Ivory Coast: Laurent Gbagbo bans UN radio broadcasts
The government of Ivory Coast's incumbent leader Laurent Gbagbo has officially banned UN radio broadcasts.
Mr Gbagbo has refused to stand down following polls in November, which the UN peacekeeping mission in Ivory Coast say was won by Alassane Ouattara.
The BBC's John James says the UN's FM frequency has already been jammed since the beginning of the crisis, but it has been using unofficial frequencies.
He says it is the most widely listened to radio station in the country.
Access to the international media has been severely curtailed since the disputed election results came out.

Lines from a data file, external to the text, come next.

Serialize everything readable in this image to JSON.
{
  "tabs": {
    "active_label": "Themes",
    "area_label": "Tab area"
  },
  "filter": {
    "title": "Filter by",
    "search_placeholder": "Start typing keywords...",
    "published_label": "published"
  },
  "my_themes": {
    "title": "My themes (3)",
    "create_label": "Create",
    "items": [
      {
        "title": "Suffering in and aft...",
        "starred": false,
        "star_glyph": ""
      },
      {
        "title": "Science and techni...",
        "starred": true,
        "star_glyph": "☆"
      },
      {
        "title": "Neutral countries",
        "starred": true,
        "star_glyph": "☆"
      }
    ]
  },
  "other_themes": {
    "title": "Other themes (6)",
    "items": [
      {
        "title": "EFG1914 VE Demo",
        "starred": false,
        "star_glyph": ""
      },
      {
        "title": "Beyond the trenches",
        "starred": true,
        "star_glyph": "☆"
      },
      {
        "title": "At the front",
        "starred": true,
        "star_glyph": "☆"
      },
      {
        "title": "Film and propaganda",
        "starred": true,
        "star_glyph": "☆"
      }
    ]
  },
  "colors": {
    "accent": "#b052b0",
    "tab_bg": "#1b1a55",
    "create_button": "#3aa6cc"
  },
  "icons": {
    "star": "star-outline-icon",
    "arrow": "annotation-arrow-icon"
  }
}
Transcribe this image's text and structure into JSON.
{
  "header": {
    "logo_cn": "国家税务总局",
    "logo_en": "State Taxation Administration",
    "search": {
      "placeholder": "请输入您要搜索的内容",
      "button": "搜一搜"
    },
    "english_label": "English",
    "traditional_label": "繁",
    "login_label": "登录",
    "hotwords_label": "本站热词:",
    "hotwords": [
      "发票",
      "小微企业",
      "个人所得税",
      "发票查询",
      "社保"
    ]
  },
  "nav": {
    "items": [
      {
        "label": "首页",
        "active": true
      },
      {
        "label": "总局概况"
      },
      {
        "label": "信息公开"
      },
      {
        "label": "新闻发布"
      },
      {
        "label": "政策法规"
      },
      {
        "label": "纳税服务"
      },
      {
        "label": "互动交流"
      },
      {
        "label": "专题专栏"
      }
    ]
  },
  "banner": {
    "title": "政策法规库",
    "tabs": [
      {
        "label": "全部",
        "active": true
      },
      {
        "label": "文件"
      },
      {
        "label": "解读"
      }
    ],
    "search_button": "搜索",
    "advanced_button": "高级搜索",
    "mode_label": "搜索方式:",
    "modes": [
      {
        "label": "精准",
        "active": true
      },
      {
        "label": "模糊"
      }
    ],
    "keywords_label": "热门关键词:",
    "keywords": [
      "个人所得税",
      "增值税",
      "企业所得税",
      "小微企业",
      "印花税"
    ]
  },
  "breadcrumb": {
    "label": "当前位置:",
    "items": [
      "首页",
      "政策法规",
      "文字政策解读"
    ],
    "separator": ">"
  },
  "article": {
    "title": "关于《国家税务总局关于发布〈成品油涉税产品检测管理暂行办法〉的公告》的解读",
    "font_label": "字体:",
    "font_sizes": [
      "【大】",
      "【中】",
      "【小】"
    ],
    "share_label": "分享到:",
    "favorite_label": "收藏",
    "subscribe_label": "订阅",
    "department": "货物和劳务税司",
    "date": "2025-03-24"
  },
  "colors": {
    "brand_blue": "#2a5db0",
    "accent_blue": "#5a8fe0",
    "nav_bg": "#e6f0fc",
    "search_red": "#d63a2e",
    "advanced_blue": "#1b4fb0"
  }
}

It was announced on state television on Wednesday evening that the frequencies assigned to UN peacekeeping mission had been withdrawn.
Our reporter in the main city of Abidjan said UN radio could still be heard on an unofficial 95.3 FM frequency on Thursday morning.
Mr Gbagbo still has control of the state television - Radio Television Ivorienne (RTI) - a terrestrial broadcaster.
TV Cote d'Ivoire, another terrestrial station, has recently been set up by Mr Ouattara's camp and can be seen in Abidjan.
Mr Ouattara remains blockaded in a hotel in Abidjan, protected by UN peacekeepers and former rebels who still control northern areas.
November's presidential vote was supposed to reunify the country, which has been divided between north and south since a conflict in 2002.
Last month, the UN Security Council approved an additional 2,000 peacekeepers for Ivory Coast to bolster its 9,800-strong UN contingent.
Mr Gbagbo accuses the UN and the international community of being biased against him.